### What to work on
In the entries below, the word "change" appears on some lines. Copy each of those lines.

### Records for processing
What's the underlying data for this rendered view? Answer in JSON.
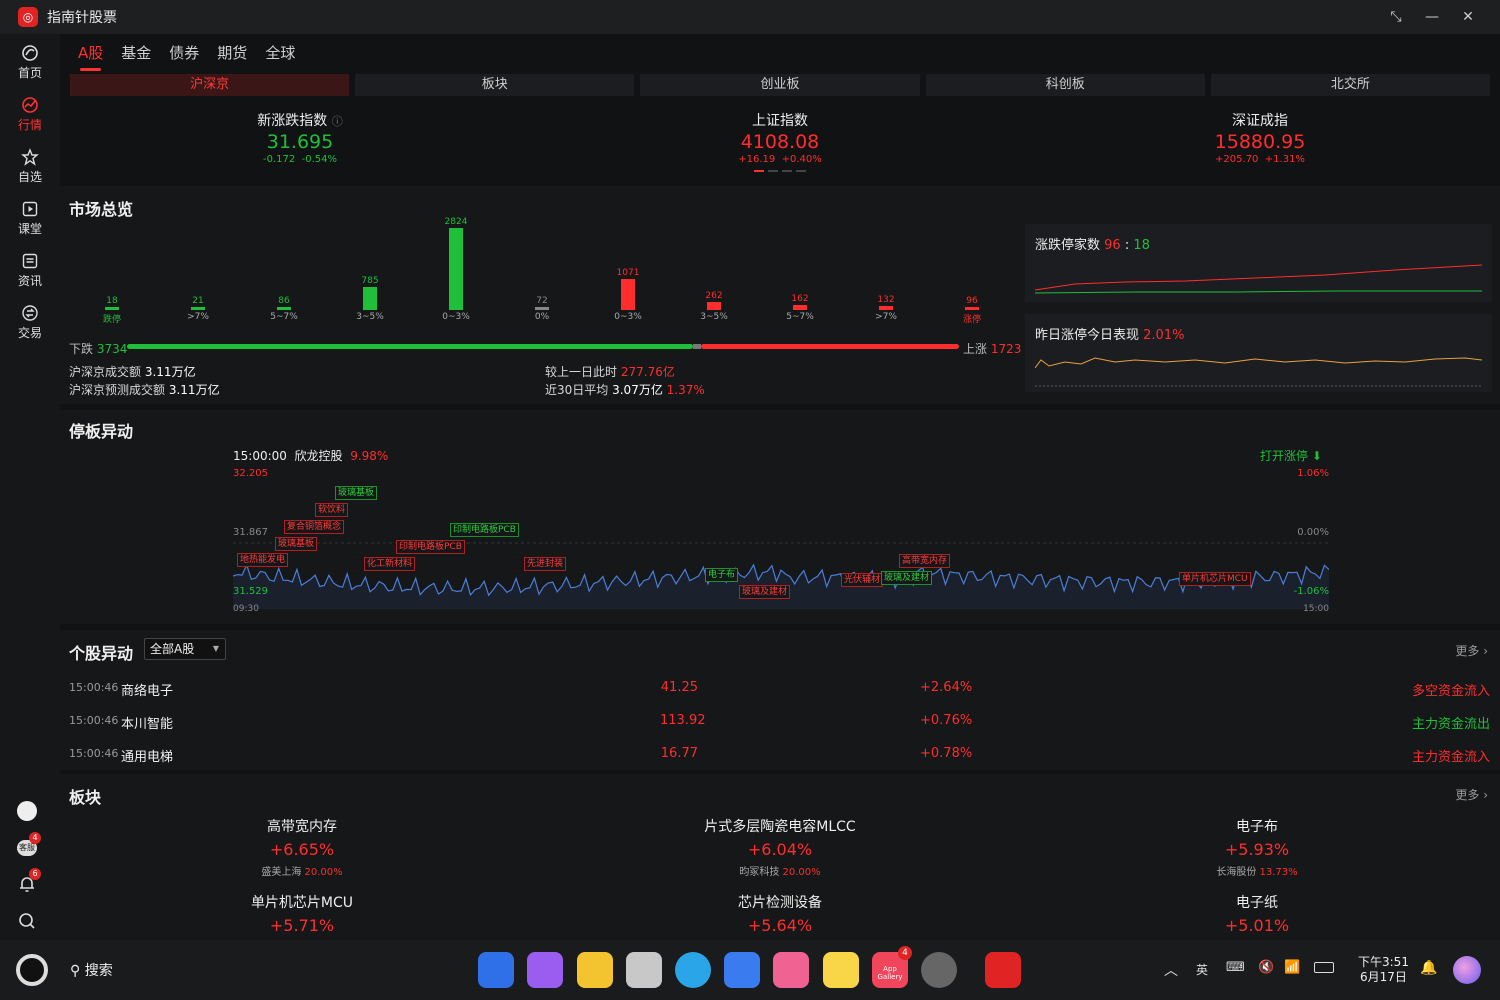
{
  "app": {
    "title": "指南针股票",
    "logo_icon": "compass-logo-icon"
  },
  "window_controls": [
    "restore-icon",
    "minimize-icon",
    "close-icon"
  ],
  "sidebar": {
    "items": [
      {
        "label": "首页",
        "icon": "home-icon"
      },
      {
        "label": "行情",
        "icon": "market-icon",
        "active": true
      },
      {
        "label": "自选",
        "icon": "star-icon"
      },
      {
        "label": "课堂",
        "icon": "play-icon"
      },
      {
        "label": "资讯",
        "icon": "news-icon"
      },
      {
        "label": "交易",
        "icon": "trade-icon"
      }
    ],
    "bottom": {
      "service_label": "客服",
      "service_badge": "4",
      "bell_badge": "6"
    }
  },
  "tabs": [
    "A股",
    "基金",
    "债券",
    "期货",
    "全球"
  ],
  "subtabs": [
    "沪深京",
    "板块",
    "创业板",
    "科创板",
    "北交所"
  ],
  "indices": [
    {
      "name": "新涨跌指数",
      "value": "31.695",
      "change": "-0.172",
      "pct": "-0.54%",
      "color": "#1fbf3a"
    },
    {
      "name": "上证指数",
      "value": "4108.08",
      "change": "+16.19",
      "pct": "+0.40%",
      "color": "#ff2d2d"
    },
    {
      "name": "深证成指",
      "value": "15880.95",
      "change": "+205.70",
      "pct": "+1.31%",
      "color": "#ff2d2d"
    }
  ],
  "market_overview": {
    "title": "市场总览",
    "chart_data": {
      "type": "bar",
      "categories": [
        "跌停",
        ">7%",
        "5~7%",
        "3~5%",
        "0~3%",
        "0%",
        "0~3%",
        "3~5%",
        "5~7%",
        ">7%",
        "涨停"
      ],
      "values": [
        18,
        21,
        86,
        785,
        2824,
        72,
        1071,
        262,
        162,
        132,
        96
      ],
      "colors": [
        "green",
        "green",
        "green",
        "green",
        "green",
        "gray",
        "red",
        "red",
        "red",
        "red",
        "red"
      ]
    },
    "down_label": "下跌",
    "down_count": "3734",
    "up_label": "上涨",
    "up_count": "1723",
    "turnover_label": "沪深京成交额",
    "turnover": "3.11万亿",
    "forecast_label": "沪深京预测成交额",
    "forecast": "3.11万亿",
    "vs_prev_label": "较上一日此时",
    "vs_prev": "277.76亿",
    "avg30_label": "近30日平均",
    "avg30": "3.07万亿",
    "avg30_pct": "1.37%",
    "limit_title": "涨跌停家数",
    "limit_up": "96",
    "limit_sep": ":",
    "limit_down": "18",
    "yday_title": "昨日涨停今日表现",
    "yday_pct": "2.01%"
  },
  "limit_board": {
    "title": "停板异动",
    "time": "15:00:00",
    "stock": "欣龙控股",
    "stock_pct": "9.98%",
    "open_label": "打开涨停",
    "y_high": "32.205",
    "y_mid": "31.867",
    "y_low": "31.529",
    "pct_high": "1.06%",
    "pct_mid": "0.00%",
    "pct_low": "-1.06%",
    "t_start": "09:30",
    "t_end": "15:00",
    "tags": [
      {
        "text": "玻璃基板",
        "c": "g"
      },
      {
        "text": "软饮料",
        "c": "r"
      },
      {
        "text": "复合铜箔概念",
        "c": "r"
      },
      {
        "text": "玻璃基板",
        "c": "r"
      },
      {
        "text": "地热能发电",
        "c": "r"
      },
      {
        "text": "化工新材料",
        "c": "r"
      },
      {
        "text": "印制电路板PCB",
        "c": "r"
      },
      {
        "text": "印制电路板PCB",
        "c": "g"
      },
      {
        "text": "先进封装",
        "c": "r"
      },
      {
        "text": "电子布",
        "c": "g"
      },
      {
        "text": "玻璃及建材",
        "c": "r"
      },
      {
        "text": "光伏辅材",
        "c": "r"
      },
      {
        "text": "玻璃及建材",
        "c": "g"
      },
      {
        "text": "高带宽内存",
        "c": "r"
      },
      {
        "text": "单片机芯片MCU",
        "c": "r"
      }
    ]
  },
  "stock_moves": {
    "title": "个股异动",
    "filter": "全部A股",
    "more": "更多 ›",
    "rows": [
      {
        "time": "15:00:46",
        "name": "商络电子",
        "price": "41.25",
        "pct": "+2.64%",
        "signal": "多空资金流入",
        "signal_color": "#ff2d2d"
      },
      {
        "time": "15:00:46",
        "name": "本川智能",
        "price": "113.92",
        "pct": "+0.76%",
        "signal": "主力资金流出",
        "signal_color": "#1fbf3a"
      },
      {
        "time": "15:00:46",
        "name": "通用电梯",
        "price": "16.77",
        "pct": "+0.78%",
        "signal": "主力资金流入",
        "signal_color": "#ff2d2d"
      }
    ]
  },
  "sectors": {
    "title": "板块",
    "more": "更多 ›",
    "items": [
      {
        "name": "高带宽内存",
        "pct": "+6.65%",
        "lead": "盛美上海",
        "lead_pct": "20.00%"
      },
      {
        "name": "片式多层陶瓷电容MLCC",
        "pct": "+6.04%",
        "lead": "昀冢科技",
        "lead_pct": "20.00%"
      },
      {
        "name": "电子布",
        "pct": "+5.93%",
        "lead": "长海股份",
        "lead_pct": "13.73%"
      },
      {
        "name": "单片机芯片MCU",
        "pct": "+5.71%",
        "lead": "",
        "lead_pct": ""
      },
      {
        "name": "芯片检测设备",
        "pct": "+5.64%",
        "lead": "",
        "lead_pct": ""
      },
      {
        "name": "电子纸",
        "pct": "+5.01%",
        "lead": "",
        "lead_pct": ""
      }
    ]
  },
  "taskbar": {
    "search_label": "搜索",
    "ime": "英",
    "time": "下午3:51",
    "date": "6月17日",
    "app_gallery_badge": "4",
    "app_gallery_label": "App Gallery"
  }
}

### Answer for the task
      "change": "-0.172",
      "change": "+16.19",
      "change": "+205.70",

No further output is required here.